Krofft is now promoting a brand-new Sigmund, which became available on Amazon Prime on October 13, with a new theme song by The Roots. I was excited to ask Krofft about how his Jewishness informed his work. I imagined him telling me about Jewish humor’s penchant for the absurd, for exaggeration and slyness, for its outsider’s perspective on contemporary society and culture. After the two of us shared brief memories of our respective childhoods in Providence, RI, I asked what his Jewish background was.

“Zero!” he replied gleefully. “I’m Greek and Hungarian. But everyone thinks I’m Jewish, and in Los Angeles, that never hurts.” As I stammered (the names Sid and Marty! I just assumed! I made an ass out of u and me!), Krofft took pity on me. “Almost everyone I work with is Jewish,” he offered. “I just did a pilot with Mayim Bialik. My head writer and co-producer on Sigmund are Jewish. The composer is Jewish.

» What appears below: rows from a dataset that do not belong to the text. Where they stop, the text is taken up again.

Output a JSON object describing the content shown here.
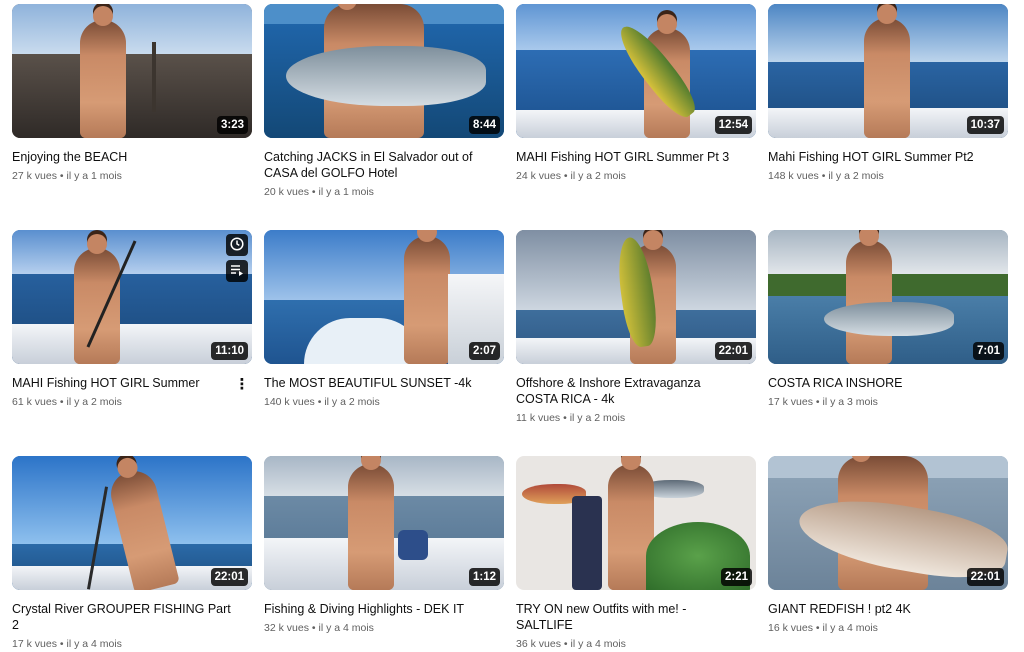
{
  "videos": [
    {
      "title": "Enjoying the BEACH",
      "views": "27 k vues",
      "age": "il y a 1 mois",
      "duration": "3:23"
    },
    {
      "title": "Catching JACKS in El Salvador out of CASA del GOLFO Hotel",
      "views": "20 k vues",
      "age": "il y a 1 mois",
      "duration": "8:44"
    },
    {
      "title": "MAHI Fishing HOT GIRL Summer Pt 3",
      "views": "24 k vues",
      "age": "il y a 2 mois",
      "duration": "12:54"
    },
    {
      "title": "Mahi Fishing HOT GIRL Summer Pt2",
      "views": "148 k vues",
      "age": "il y a 2 mois",
      "duration": "10:37"
    },
    {
      "title": "MAHI Fishing HOT GIRL Summer",
      "views": "61 k vues",
      "age": "il y a 2 mois",
      "duration": "11:10"
    },
    {
      "title": "The MOST BEAUTIFUL SUNSET -4k",
      "views": "140 k vues",
      "age": "il y a 2 mois",
      "duration": "2:07"
    },
    {
      "title": "Offshore & Inshore Extravaganza COSTA RICA - 4k",
      "views": "11 k vues",
      "age": "il y a 2 mois",
      "duration": "22:01"
    },
    {
      "title": "COSTA RICA INSHORE",
      "views": "17 k vues",
      "age": "il y a 3 mois",
      "duration": "7:01"
    },
    {
      "title": "Crystal River GROUPER FISHING Part 2",
      "views": "17 k vues",
      "age": "il y a 4 mois",
      "duration": "22:01"
    },
    {
      "title": "Fishing & Diving Highlights - DEK IT",
      "views": "32 k vues",
      "age": "il y a 4 mois",
      "duration": "1:12"
    },
    {
      "title": "TRY ON new Outfits with me! - SALTLIFE",
      "views": "36 k vues",
      "age": "il y a 4 mois",
      "duration": "2:21"
    },
    {
      "title": "GIANT REDFISH ! pt2 4K",
      "views": "16 k vues",
      "age": "il y a 4 mois",
      "duration": "22:01"
    }
  ],
  "meta_separator": "•",
  "icons": {
    "watch_later": "clock-icon",
    "add_to_queue": "queue-icon",
    "more": "vertical-dots-icon"
  }
}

Want me to go down the list?”

Not necessary, I replied, desperately trying to figure out how to salvage the interview for a Jewish magazine.

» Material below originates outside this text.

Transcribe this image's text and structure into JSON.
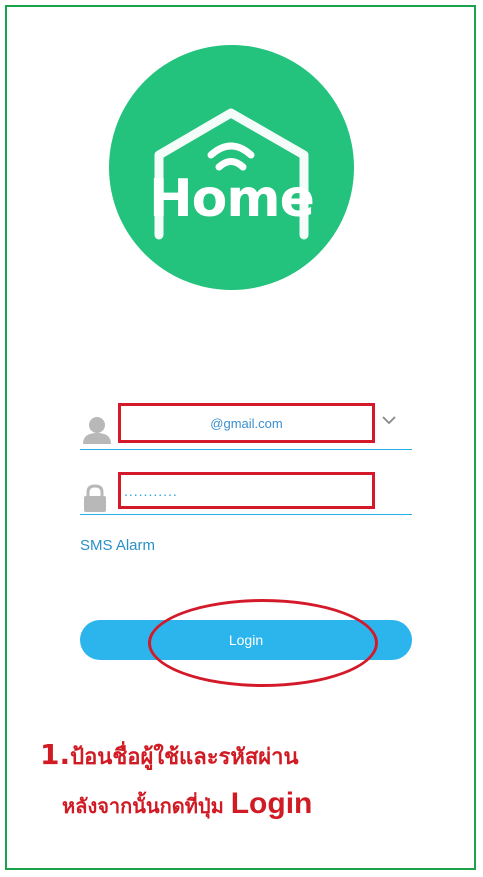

Uh, so I’d read lots of interviews in which the first question was “Were you on drugs?” And I wondered whether Krofft found that irksome. The assumption that he and his brother were in a perpetual altered state seemed dismissive and minimizing of the actual work that must have gone into making over a dozen mega-hits. “Look, if we were on the amount of drugs everyone thought we were on, we’d be in Forest Lawn right now,” Krofft confirmed.

If not the appeal to potheads and acid freaks, what’s behind the lasting fascination with his work? “I don’t know what we did, but whatever it was, it was right, because I go down the street and all the 45-year-olds can sing all the theme songs to me.” (I internally congratulated myself for refraining from burbling “Dr. Shrinker! Dr. Shrinker! He’s a madman with an evil mind! He’s as crazy as you’ll ever find!” as soon as Krofft answered the phone.) He paused. “But you know, I do say our villains have always been the stars of our shows. The new Sigmund stars my great pal David Arquette as the villain, Captain Barnabas.”

I asked Krofft what he thought of today’s “stoner TV”–kids’ shows that appeal to toking twentysomethings–such as Steven Universe and Adventure Time. “My brother and me, in our whole careers, we never watched other TV,” he told me. “We created our shows out of our nightmares and whatever else. We never said, ‘Oh, let’s do a show like The Beverly Hillbillies!’ I think that’s why our shows live on. They’re originals. They’ve survived this long; they’ll survive another 100 years.” He said, “We’re also probably the only independents who never sold out. We always owned everything. It’s always been the elephant and the flea. The elephant is Disney; we were the flea. But you can’t do that anymore. If you want to keep working, the rules change. Who knows what the technology will become? Today if I want to be back in TV, streaming is the big new thing, so we’re on Amazon. In ten years, you’ll probably be watching on your ring.”

Why reboot Sigmund at all? “Because I’m alive!” Krofft retorted. “I’ve done five pilots in the last two years and got three series on the air. Sigmund was one of our most popular shows–Pufnstuf, Land of the Lost, and Sigmund. Amazon approached us, and I said yes, as long as we have enough money to do it well. And it’s a great show. We found two great kids. We got a great head writer–Bradley Zweig worked on The Big Bang Theory, Yo Gabba Gabba. The guy doing the music wrote “Killing me Softly.” (Also Barry Manilow’s “Ready to Take a Chance Again,” and the theme music for Wonder Woman, Happy Days, Laverne and Shirley and The Love Boat.)

The plot’s the same as it was in the ‘70s. (They even cast a kid with red curly hair like vintage Johnny Whitaker’s!) You recall youthful beachcombers Johnny and Scotty, who find Sigmund, a sea monster, in a net. The trio become buds. The brothers hide Sigmund from monster hunter Captain Barnabas while also contending with Sigmund’s people-loathing fam, the Abbott-and-Costellian duo Blurp and Slurp. One change: The new version is less of a sausagefest, adding the boys’ cousin Robyn to the mix. All seven episodes are available for download now. And friends, friends, friends, you can watch the preview here.